* TASK STATEMENT
Which lines below contain the word "source"? Copy each one.

* DATA EXTRACT
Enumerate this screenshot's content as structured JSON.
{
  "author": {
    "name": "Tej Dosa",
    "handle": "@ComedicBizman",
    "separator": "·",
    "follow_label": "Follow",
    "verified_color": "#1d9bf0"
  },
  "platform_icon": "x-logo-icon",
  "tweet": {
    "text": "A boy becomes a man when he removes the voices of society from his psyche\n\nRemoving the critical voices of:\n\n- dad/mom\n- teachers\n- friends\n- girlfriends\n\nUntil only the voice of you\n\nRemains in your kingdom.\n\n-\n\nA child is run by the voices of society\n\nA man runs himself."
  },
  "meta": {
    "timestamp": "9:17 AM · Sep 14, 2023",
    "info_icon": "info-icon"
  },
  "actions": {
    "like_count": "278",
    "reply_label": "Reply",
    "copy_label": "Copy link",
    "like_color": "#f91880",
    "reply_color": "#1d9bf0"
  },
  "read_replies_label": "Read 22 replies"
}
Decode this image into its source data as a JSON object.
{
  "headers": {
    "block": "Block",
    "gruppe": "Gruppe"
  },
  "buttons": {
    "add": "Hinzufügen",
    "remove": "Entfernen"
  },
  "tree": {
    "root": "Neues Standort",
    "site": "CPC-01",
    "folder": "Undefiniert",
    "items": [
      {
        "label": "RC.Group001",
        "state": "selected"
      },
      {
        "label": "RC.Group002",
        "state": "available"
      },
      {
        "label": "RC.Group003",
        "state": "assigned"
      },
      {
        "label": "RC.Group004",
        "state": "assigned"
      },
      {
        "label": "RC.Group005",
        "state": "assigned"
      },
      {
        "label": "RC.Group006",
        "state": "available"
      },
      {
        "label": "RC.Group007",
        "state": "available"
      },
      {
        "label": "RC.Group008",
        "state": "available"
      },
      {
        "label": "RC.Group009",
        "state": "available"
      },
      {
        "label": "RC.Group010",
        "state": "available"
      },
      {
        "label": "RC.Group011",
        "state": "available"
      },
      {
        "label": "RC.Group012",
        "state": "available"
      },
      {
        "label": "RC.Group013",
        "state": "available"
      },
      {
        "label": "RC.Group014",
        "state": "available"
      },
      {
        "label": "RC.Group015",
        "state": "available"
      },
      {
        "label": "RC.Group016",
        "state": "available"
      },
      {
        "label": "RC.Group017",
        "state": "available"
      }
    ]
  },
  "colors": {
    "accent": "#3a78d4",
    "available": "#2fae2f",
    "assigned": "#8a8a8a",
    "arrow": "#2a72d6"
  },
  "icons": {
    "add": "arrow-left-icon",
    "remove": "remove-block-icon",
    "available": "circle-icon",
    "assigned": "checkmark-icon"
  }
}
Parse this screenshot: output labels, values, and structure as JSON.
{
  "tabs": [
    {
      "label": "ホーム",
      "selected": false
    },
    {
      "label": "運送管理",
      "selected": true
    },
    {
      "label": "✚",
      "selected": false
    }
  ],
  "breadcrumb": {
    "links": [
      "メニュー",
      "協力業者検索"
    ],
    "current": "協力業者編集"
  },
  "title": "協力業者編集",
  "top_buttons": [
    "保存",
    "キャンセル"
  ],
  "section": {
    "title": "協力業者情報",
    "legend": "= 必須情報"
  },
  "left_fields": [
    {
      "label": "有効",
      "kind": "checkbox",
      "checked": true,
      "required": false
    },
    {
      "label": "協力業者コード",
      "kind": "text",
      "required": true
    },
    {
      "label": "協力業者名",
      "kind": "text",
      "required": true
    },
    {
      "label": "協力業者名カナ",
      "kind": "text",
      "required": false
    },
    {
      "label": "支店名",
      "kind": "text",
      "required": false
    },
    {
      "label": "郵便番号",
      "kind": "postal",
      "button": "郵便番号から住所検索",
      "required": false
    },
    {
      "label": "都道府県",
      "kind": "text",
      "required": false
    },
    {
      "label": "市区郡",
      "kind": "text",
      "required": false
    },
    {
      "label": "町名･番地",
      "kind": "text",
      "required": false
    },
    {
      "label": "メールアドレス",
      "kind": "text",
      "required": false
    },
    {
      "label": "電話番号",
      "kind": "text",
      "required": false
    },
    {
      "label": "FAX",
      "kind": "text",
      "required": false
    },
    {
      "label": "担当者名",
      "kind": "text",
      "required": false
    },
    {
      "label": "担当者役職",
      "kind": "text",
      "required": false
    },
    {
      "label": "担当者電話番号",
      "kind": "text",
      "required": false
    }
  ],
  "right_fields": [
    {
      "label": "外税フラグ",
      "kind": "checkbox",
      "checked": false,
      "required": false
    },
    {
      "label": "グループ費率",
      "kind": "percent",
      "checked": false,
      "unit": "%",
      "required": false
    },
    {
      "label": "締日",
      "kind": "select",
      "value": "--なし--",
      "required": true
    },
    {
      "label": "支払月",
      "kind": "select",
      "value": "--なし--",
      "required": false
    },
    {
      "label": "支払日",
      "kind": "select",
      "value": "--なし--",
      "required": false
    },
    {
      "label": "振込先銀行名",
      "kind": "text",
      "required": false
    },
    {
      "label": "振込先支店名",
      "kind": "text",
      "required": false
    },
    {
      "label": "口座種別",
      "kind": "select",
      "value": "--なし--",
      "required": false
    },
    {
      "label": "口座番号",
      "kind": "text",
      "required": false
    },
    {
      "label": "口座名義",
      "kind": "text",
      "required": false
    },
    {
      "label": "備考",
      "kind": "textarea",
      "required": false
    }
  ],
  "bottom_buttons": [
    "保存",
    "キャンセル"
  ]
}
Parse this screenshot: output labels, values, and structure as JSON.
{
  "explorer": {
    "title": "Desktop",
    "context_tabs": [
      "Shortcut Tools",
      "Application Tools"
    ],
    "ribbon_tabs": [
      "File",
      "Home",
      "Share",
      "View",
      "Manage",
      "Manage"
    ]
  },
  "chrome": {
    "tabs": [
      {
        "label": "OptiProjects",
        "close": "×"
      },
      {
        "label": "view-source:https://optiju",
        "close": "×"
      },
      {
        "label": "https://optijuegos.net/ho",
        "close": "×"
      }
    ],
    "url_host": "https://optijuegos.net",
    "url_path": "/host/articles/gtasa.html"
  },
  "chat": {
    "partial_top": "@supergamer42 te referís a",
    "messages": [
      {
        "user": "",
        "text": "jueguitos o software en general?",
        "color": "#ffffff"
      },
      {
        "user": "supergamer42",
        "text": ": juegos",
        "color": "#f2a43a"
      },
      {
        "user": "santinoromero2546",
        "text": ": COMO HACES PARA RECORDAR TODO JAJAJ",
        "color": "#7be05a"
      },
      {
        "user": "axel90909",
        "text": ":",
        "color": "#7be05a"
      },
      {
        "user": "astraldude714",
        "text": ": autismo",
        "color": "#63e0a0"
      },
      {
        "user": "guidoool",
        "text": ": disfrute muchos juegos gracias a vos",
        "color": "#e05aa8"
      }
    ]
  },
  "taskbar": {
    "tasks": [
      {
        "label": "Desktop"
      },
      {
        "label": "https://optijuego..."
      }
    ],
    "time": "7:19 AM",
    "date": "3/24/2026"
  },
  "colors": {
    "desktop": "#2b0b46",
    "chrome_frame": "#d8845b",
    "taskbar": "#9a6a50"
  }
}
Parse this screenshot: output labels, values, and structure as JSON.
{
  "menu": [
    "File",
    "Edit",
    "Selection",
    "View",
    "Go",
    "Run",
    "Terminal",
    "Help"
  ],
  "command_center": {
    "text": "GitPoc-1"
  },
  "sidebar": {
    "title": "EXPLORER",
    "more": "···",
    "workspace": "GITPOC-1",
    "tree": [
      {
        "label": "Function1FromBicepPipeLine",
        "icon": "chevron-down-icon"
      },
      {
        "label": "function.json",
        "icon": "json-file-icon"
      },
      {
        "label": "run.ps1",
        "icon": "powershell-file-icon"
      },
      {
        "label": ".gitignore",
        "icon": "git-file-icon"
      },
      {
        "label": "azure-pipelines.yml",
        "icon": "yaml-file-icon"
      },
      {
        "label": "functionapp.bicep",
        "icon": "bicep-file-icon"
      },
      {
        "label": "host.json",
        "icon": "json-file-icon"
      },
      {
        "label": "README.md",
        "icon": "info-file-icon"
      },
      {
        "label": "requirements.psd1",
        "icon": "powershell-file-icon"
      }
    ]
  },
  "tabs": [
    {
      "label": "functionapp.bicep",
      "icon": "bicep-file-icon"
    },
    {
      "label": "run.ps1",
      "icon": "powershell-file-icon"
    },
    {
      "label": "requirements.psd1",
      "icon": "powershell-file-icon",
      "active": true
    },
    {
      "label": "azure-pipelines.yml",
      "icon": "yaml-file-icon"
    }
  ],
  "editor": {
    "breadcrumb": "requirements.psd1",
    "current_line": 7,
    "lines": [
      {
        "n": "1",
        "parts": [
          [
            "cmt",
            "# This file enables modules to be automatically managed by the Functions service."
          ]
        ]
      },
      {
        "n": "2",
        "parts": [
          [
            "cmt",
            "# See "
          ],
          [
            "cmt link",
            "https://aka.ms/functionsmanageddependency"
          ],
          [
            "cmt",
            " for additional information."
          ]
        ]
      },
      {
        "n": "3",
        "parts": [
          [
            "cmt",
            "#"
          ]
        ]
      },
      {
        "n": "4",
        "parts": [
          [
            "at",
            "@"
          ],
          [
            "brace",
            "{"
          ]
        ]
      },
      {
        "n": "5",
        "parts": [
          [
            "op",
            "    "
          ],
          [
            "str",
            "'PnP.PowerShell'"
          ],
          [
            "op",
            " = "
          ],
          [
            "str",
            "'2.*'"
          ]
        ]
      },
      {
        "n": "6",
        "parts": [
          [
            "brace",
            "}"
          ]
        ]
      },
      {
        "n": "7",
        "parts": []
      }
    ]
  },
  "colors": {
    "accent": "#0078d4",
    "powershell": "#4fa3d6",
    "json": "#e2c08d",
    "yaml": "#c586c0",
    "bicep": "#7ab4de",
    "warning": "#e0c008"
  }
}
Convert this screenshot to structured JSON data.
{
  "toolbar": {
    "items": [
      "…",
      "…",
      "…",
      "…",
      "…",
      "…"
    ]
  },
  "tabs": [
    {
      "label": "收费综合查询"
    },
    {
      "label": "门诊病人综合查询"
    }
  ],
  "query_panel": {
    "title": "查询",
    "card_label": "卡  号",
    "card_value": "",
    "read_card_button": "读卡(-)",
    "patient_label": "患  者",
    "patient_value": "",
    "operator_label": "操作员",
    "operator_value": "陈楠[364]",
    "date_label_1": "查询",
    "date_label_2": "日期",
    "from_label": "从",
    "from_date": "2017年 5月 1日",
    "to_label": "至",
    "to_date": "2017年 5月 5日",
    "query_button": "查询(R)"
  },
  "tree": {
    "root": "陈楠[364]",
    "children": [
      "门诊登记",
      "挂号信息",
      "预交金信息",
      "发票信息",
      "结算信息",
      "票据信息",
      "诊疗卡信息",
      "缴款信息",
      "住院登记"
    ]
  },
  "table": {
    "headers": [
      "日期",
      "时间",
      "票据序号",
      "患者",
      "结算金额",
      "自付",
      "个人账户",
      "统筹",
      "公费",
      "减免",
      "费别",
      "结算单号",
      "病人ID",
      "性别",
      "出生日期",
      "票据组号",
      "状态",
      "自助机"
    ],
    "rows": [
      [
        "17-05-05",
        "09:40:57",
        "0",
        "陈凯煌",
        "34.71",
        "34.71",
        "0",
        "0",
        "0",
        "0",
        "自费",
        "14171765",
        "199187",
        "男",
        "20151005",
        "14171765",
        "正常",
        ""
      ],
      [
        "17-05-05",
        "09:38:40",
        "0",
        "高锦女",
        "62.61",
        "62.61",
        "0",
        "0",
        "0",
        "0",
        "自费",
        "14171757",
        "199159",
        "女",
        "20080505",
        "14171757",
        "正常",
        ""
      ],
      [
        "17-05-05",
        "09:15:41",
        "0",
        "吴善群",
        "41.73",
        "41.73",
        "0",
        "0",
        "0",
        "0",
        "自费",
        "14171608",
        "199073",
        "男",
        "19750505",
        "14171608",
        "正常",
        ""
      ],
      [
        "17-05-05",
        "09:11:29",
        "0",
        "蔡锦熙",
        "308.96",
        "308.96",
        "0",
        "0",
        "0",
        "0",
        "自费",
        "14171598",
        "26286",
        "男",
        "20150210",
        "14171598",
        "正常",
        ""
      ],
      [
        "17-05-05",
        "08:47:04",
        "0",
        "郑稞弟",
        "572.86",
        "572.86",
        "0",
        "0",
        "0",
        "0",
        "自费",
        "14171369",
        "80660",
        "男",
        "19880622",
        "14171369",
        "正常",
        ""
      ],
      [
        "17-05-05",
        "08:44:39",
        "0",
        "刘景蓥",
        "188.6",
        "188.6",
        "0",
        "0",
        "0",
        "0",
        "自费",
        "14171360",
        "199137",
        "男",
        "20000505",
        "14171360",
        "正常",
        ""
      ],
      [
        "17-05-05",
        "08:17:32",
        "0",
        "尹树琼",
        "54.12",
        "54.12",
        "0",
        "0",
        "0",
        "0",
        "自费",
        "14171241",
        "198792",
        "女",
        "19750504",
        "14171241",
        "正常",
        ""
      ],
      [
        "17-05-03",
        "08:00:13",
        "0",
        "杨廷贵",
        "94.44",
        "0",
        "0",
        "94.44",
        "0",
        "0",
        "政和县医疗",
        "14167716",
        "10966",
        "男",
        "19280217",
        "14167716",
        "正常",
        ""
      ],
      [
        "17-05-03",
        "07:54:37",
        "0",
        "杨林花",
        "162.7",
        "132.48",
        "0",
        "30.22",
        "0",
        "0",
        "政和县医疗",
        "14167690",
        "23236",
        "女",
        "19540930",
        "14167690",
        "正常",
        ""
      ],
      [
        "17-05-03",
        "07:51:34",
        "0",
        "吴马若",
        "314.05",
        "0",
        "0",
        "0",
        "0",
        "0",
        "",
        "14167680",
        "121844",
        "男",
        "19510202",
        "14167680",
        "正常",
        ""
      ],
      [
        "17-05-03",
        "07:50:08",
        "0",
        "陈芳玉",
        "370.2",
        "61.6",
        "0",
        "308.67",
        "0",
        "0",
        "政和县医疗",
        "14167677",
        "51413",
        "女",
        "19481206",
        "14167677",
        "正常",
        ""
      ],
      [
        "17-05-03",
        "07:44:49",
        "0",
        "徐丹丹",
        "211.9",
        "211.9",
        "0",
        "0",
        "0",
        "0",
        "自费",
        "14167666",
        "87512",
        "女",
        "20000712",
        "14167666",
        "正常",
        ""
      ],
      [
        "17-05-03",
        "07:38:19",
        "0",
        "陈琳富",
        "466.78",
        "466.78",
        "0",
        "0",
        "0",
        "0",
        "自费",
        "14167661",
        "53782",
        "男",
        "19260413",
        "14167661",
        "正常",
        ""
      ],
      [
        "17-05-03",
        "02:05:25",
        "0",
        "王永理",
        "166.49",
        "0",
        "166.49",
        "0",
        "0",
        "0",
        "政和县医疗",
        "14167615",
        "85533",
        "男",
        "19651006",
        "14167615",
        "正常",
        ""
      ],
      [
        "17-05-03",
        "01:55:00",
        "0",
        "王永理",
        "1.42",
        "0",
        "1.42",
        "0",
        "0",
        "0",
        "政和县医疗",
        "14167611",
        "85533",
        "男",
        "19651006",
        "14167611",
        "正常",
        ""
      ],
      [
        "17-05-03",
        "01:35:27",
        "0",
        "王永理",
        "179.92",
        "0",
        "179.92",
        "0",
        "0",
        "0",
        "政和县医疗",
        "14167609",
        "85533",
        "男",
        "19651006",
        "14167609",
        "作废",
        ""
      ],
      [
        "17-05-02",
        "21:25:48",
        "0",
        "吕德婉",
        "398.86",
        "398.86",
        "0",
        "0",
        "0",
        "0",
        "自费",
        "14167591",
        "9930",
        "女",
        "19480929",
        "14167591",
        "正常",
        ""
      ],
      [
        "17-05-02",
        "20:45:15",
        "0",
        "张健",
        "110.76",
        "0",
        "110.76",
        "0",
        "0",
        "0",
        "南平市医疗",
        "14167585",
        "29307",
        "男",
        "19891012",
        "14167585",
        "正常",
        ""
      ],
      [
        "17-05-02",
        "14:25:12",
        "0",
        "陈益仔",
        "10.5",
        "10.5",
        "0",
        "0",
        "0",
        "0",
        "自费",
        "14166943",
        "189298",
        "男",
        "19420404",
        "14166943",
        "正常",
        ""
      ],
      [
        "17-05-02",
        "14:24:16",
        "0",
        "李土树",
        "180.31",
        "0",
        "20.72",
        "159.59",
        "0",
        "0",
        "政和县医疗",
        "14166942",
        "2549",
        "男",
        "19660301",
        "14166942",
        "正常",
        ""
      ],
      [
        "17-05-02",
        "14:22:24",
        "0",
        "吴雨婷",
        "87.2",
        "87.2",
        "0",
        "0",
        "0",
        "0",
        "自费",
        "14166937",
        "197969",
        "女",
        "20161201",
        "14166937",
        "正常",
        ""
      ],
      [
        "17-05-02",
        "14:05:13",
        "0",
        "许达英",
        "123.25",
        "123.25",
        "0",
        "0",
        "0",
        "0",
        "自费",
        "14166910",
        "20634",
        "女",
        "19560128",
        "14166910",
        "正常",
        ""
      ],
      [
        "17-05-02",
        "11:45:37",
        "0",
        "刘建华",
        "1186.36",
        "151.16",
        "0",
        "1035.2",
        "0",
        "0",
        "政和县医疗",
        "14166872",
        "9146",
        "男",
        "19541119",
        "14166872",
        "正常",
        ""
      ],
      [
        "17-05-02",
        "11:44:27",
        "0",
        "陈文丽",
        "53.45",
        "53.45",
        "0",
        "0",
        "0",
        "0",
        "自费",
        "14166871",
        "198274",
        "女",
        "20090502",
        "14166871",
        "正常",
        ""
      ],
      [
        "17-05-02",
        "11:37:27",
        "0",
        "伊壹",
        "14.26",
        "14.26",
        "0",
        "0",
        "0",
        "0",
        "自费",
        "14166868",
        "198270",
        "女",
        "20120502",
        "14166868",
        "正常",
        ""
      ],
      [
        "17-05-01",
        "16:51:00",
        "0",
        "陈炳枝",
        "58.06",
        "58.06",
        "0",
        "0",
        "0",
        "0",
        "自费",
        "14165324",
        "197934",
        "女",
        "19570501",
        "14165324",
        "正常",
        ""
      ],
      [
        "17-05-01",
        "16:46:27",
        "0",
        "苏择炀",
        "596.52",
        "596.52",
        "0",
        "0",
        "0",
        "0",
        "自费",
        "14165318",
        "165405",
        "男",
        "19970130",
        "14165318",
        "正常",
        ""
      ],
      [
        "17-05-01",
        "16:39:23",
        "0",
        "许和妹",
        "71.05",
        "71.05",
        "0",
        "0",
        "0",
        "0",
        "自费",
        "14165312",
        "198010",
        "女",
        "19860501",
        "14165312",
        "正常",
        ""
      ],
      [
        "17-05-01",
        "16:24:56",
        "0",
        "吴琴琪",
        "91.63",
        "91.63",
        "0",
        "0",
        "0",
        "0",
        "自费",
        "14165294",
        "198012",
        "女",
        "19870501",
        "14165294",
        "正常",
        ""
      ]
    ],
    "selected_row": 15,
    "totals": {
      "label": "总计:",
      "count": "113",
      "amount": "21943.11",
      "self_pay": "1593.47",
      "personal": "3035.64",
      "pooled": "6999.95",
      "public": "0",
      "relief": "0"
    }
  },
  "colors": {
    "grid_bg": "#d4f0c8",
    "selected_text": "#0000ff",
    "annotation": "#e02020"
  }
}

* ANSWER FOR THE TASK
Decode this image into its source data as a JSON object.
        "label": "view-source:https://optiju",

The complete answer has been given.